A study by NHRD and IFIM on the relevance of the required skills mentioned in World Economic Forum’s Future of Jobs Report 2018 revealed the gaps between industry and academia

Starched tie. Stiff coat. Crisp English with an accent. Hippie locks?

MBA students need to get more varied and not look, speak and feel the same. That's what 90 per cent of the industry feels, according to a study by IFIM Business School and NHRD Network. Industry professionals and experts are now of the opinion that business schools must be more liberal and inclusive in admitting students to ensure a good mix of students from various strata of society. The study revealed that 90 per cent of the industry experts and select members of the academia agree that recruiters will find it useful to have students profiled on relevant skills during placement interviews rather than just grades and resume.

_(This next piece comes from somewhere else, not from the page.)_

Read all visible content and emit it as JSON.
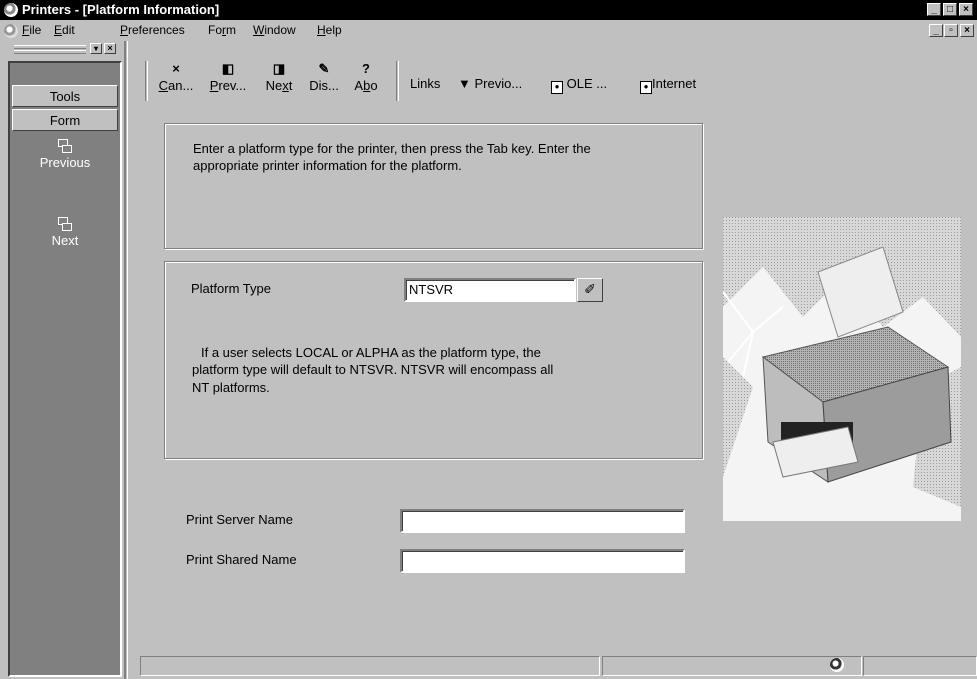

The respondents, 300 senior managers across 13 industries, spoke about how learning new technologies quickly for day-to-day operations would be a key skill. They also stressed the ability to manage workplace stress through holistic development and lifestyle management. IFIM Business School, Bangalore and National HRD Network, released the findings of their six-month long Association to Advance Collegiate Schools of Business (AACSB)-supported study for developing a graduate management curriculum for the current trend of automation and data exchange in manufacturing technologies — Industry 4.0. The findings will be implemented into a ‘next-gen’ MBA curriculum.

Sharing his views on the survey, Dr Atish Chattopadhyay, Director, IFIM Business School said, “This is the first time that a Business School, in India, has taken the initiative to reach out to industry executives to find out the skills required for industry 4.0 and bridge the gap between industry and academia. It is encouraging that the senior level industry practitioners involved themselves deeply in sharing their perspectives to enrich the B School Curriculum. The ten needs identified for industry 4.0 along with the insights, will go a long way in aligning the future of business education with the future of work.”

Dhananjay Singh, Director General, NHRD, commented on the survey, “India is in dire need of an upgrade in its management curricula to keep up with the rapid transformations across industries globally. The country’s youth are considered one of the most talented resources across the world. The survey will be a platform for corporates in the country to share their views on the skills required for the future workforce. It will guide management institutions to adopt these practices in today’s curriculum to create job-ready and continuously employable professionals. This will keep India’s academic cross-section and industry aligned, which has seen a phase of disconnect in the past.” The survey also revealed new trends in the Indian scenario like the concept of a multi-generation workforce where the industry executives work together with younger MBA participants.

 Dr Tom R Robinson, President and CEO of AACSB; Dr Jagdish Sheth, Charles H Kellstadt Professor of Marketing, Goizueta Business School, Emory University; and Dr A Parasuraman, Professor and James W McLamore Chair in Marketing, University of Miami were also present at the unveiling of the findings.